• GOAL OF THE EXERCISE
When the string "JSON" occurs in a line of the records, show that line.

** Opening THE INPUT block **

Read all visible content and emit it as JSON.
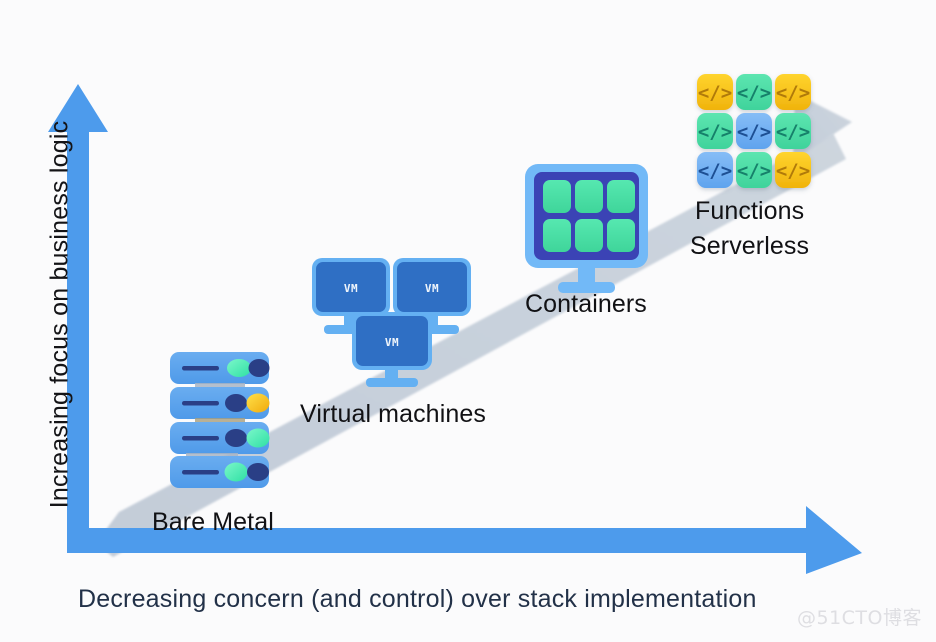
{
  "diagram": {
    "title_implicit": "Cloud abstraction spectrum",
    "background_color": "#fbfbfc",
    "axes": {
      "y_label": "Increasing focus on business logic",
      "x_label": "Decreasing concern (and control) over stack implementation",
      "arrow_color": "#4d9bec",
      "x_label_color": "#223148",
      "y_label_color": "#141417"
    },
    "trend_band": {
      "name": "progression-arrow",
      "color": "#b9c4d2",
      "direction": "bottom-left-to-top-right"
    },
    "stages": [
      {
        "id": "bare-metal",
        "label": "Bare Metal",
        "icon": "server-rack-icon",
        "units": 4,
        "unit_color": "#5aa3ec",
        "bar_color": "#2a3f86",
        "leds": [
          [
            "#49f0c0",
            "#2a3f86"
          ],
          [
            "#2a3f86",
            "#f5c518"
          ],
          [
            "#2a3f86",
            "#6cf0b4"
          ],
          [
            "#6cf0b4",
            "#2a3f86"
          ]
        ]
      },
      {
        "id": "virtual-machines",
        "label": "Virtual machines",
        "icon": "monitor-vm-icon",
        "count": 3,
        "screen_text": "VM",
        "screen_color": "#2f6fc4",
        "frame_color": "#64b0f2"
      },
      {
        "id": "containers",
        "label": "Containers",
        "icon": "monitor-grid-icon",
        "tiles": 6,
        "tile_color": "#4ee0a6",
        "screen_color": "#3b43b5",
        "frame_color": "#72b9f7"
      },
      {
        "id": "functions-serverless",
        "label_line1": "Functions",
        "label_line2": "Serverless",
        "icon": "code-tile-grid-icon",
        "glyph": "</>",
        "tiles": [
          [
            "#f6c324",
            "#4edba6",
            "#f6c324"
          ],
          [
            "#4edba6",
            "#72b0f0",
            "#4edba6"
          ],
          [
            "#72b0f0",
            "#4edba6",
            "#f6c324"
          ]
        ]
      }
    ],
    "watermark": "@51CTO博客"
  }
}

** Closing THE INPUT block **
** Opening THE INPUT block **

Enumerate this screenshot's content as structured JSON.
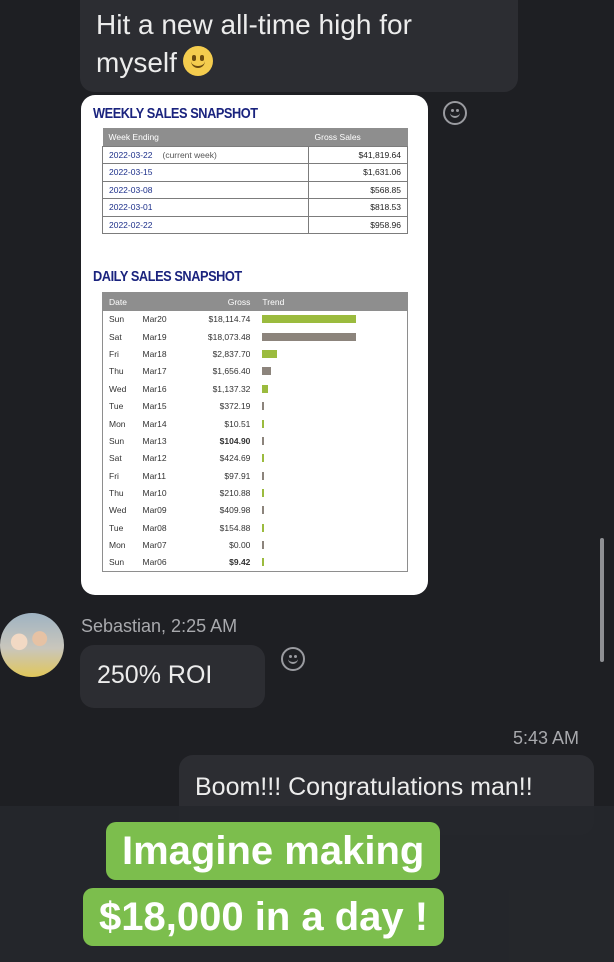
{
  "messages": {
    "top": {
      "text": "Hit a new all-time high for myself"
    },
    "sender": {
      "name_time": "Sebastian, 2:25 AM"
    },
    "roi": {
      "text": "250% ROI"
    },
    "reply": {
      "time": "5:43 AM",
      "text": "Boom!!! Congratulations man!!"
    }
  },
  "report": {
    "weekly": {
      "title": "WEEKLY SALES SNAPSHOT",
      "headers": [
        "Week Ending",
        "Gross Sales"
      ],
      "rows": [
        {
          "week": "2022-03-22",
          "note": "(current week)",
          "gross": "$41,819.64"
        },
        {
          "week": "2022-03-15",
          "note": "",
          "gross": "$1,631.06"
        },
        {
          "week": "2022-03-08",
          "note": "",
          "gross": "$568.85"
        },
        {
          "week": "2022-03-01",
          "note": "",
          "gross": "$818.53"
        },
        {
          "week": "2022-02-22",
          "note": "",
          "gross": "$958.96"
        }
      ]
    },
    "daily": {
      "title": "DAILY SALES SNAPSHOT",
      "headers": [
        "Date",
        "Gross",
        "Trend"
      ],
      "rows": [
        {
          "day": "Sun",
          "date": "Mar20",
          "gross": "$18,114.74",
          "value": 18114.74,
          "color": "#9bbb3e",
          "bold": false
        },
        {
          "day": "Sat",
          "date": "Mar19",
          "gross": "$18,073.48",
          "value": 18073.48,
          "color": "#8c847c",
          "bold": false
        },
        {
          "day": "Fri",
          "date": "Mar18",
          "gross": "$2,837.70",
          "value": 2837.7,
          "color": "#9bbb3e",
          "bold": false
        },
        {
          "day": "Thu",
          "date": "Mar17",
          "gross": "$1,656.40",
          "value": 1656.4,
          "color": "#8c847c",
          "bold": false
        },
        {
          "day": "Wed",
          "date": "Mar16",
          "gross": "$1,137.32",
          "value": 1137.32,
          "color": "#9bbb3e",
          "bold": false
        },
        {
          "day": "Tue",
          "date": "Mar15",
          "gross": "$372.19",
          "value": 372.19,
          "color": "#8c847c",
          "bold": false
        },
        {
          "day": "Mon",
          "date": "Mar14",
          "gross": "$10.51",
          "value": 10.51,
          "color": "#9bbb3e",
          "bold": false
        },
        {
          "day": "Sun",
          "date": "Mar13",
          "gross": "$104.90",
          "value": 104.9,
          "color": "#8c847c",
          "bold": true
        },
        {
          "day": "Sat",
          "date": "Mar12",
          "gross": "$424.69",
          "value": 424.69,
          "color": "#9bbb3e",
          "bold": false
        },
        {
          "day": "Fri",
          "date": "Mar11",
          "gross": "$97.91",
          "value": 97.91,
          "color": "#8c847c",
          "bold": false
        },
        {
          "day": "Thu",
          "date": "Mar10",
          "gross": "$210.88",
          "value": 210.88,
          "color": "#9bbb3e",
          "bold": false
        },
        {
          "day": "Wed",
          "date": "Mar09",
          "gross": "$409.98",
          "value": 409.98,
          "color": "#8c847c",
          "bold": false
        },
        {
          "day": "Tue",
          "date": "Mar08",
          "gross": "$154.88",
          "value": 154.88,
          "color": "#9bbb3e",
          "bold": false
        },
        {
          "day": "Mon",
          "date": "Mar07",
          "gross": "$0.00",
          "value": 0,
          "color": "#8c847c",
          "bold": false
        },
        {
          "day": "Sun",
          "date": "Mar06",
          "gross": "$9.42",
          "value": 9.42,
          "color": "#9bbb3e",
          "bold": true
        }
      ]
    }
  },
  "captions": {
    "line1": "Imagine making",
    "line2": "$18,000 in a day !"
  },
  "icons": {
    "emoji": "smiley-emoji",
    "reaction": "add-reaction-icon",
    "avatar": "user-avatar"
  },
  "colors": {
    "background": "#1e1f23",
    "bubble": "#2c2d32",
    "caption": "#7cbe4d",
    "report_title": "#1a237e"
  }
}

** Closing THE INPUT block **

• RESULT FOR THIS EXERCISE
Read all visible content and emit it as JSON.
Enumerate this screenshot's content as structured JSON.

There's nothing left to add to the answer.